(Task objective) Which lines of the data contain the string "title"? Show each of them.

-- Dataset records follows --

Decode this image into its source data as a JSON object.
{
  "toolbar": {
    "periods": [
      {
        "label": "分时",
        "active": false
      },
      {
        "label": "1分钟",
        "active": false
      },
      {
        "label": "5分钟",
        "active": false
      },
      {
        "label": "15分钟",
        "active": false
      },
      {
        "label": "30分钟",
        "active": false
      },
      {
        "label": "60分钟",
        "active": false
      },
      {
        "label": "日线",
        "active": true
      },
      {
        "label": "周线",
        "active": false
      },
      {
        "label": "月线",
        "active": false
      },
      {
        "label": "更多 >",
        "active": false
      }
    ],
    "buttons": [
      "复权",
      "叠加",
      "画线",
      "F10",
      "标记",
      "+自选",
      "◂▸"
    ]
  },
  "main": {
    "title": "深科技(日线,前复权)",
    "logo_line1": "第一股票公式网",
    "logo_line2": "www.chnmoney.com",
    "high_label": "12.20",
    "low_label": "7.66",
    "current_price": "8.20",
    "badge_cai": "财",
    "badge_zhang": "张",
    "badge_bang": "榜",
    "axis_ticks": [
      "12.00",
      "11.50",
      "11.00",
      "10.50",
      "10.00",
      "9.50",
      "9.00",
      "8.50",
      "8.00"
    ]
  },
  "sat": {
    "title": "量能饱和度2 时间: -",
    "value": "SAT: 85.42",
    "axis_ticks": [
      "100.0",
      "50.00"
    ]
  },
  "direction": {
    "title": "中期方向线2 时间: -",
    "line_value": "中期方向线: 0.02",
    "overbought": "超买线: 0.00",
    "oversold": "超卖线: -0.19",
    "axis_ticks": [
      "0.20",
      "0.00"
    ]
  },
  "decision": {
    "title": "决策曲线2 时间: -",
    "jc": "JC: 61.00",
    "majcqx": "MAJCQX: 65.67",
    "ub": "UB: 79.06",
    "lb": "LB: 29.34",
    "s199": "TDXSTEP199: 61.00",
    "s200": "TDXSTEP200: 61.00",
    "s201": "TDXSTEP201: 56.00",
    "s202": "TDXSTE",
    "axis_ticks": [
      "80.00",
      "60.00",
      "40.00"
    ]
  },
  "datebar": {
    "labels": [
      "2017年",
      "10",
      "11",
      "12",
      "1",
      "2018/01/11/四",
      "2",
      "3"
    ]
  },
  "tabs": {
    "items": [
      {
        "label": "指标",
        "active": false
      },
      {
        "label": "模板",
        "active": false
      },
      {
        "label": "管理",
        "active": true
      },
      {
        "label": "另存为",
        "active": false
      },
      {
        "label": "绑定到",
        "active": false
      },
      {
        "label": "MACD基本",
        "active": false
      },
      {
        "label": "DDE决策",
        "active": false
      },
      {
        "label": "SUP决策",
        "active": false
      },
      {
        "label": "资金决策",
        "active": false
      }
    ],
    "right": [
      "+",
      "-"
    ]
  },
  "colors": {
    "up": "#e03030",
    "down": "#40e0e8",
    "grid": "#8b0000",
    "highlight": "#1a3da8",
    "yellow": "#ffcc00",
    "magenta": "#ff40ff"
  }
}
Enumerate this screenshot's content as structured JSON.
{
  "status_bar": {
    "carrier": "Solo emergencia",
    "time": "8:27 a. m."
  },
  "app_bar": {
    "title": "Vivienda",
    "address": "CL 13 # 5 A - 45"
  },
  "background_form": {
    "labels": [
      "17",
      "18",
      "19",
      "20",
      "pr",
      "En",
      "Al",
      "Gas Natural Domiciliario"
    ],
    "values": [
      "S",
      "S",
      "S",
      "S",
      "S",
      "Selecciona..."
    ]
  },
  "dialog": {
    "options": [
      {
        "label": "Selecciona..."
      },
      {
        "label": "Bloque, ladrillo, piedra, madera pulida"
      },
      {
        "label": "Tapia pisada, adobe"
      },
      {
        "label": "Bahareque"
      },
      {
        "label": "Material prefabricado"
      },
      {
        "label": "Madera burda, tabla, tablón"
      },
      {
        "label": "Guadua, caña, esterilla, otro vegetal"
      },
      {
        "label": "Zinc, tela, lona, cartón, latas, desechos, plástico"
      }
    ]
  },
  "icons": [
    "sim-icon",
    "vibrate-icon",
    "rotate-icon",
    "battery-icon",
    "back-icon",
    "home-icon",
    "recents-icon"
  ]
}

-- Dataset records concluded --

(Your response)
    "title": "深科技(日线,前复权)",
    "title": "量能饱和度2 时间: -",
    "title": "中期方向线2 时间: -",
    "title": "决策曲线2 时间: -",
    "title": "Vivienda",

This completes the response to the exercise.